I was able to attend an event at the Walt Disney Studios in Burbank and spend the day in the Roy E Disney Animation Building (the one with the sorcerer hat pictured above). We started the day off with a screening of “Feast”. This will be the short accompanying “Big Hero 6” in theaters starting November 7, 2014.
The film shows the evolution of one man’s (James) romance with a woman (Kirby) through the eyes of their dog (Winston) in a series of short scenes covering several years in the 6 minutes of the film. The short’s director Patrick Osborne chose a different path to sharing this story. He based the shots on a technique that was inspired by his use of the 1 Second Everyday app. This application takes a second of video and then stitches it together to create a film of your experiences. Patrick used it to catalog his life by looking at the meals he ate each day. This led to the basic structure of “Feast”. As the title, “Feast”, implies food and meal situations are a key component. They are the setting and activity that the film revolves around.
“Feast” is the first short of a new program within Walt Disney Animation Studios to pitch and create shorts. As part of this program anyone at the Studios is invited to pitch to the studio’s creative brain trust, made up of the studio’s directors, story leads and John Lasseter. The team then picks the one to go into development. This is Patrick Osborne’s first time as director but not the first short he has worked on. He was the head of Animation on “Paperman”. He was also the co-head of animation on “Big Hero 6” prior to departing to direct this short.
In addition to this new program Patrick talked about the process to bring the short to the big screen, including the compressed time frame, about 18 months, and the many hats the director of a short wears while ushering it through the development process. He said that as soon as it was given the green light he was tossed into story development and they flushed out the story, taking his initial concept and visuals and turning it into the first treatment.

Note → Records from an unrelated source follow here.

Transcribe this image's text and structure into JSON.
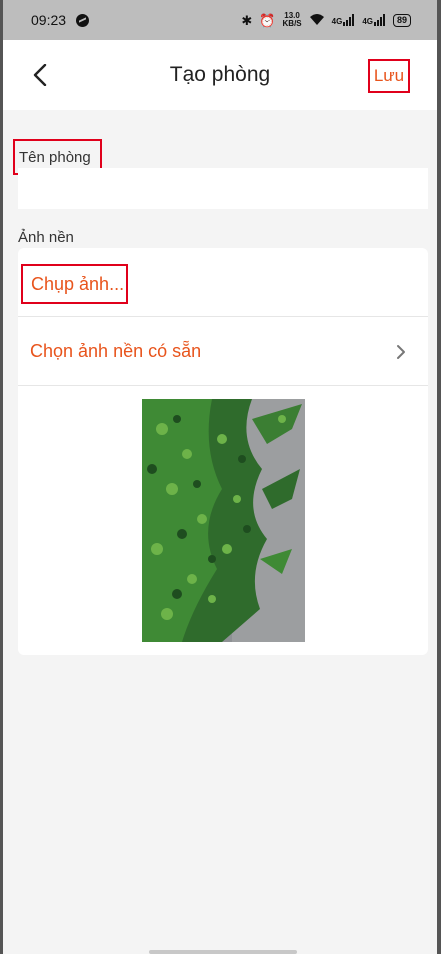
{
  "status_bar": {
    "time": "09:23",
    "net_speed_value": "13.0",
    "net_speed_unit": "KB/S",
    "signal_1": "4G",
    "signal_2": "4G",
    "battery": "89"
  },
  "header": {
    "title": "Tạo phòng",
    "save_label": "Lưu"
  },
  "form": {
    "room_name_label": "Tên phòng",
    "room_name_value": "",
    "background_label": "Ảnh nền",
    "take_photo_label": "Chụp ảnh...",
    "choose_background_label": "Chọn ảnh nền có sẵn"
  },
  "colors": {
    "accent": "#e8541c",
    "highlight_border": "#e0001b",
    "status_bar_bg": "#bdbdbd",
    "page_bg": "#f4f4f4"
  }
}
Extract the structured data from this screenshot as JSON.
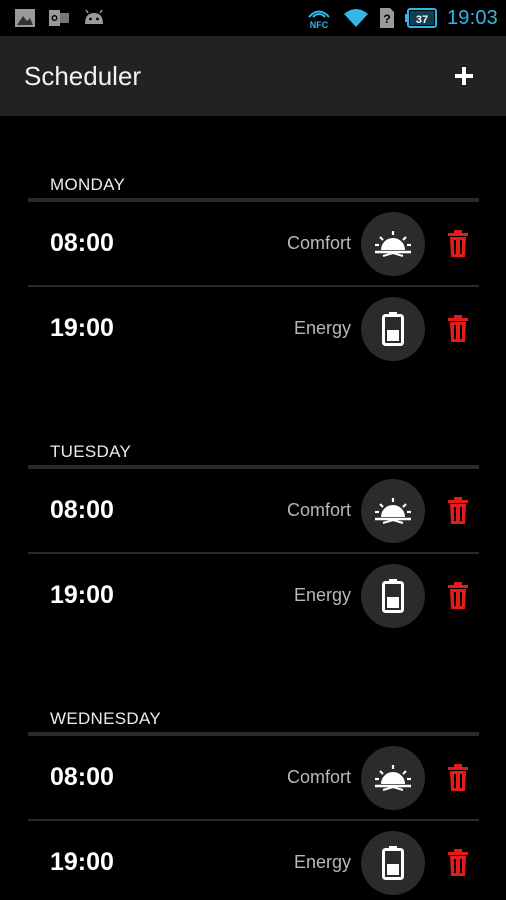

Then they established the look of the film. The team started with traditional drawings then migrated to CG tests to achieve the look he wanted. Next up was shot production. One aspect that he highlighted here that interested me is the use of current technology – as they review the dailies they can annotate directly onto the frames as they are meeting. No more need for interpretation and writing it all down and you can leave visual notes/drawings as well as text directly on each frame/sequence you want to reference. The software handles everything and when he or the animators returned to their desks they could call up the footage and notes.
I found “Feast” to be very entertaining. In the span of six minutes with very little screen time devoted to the human characters, you will be taken on a roller coaster ride of human emotion and relationships as seen from Winston’s perspective. The short’s style and format goes in a different direction than traditional animation with the look, feel, shot selection and pacing giving it a unique feel that works well. Be sure to arrive on time for Big Hero 6 so you do not miss “Feast”. It’s worth seeing.
This posting originally published on AllEars.net on August 5, 2014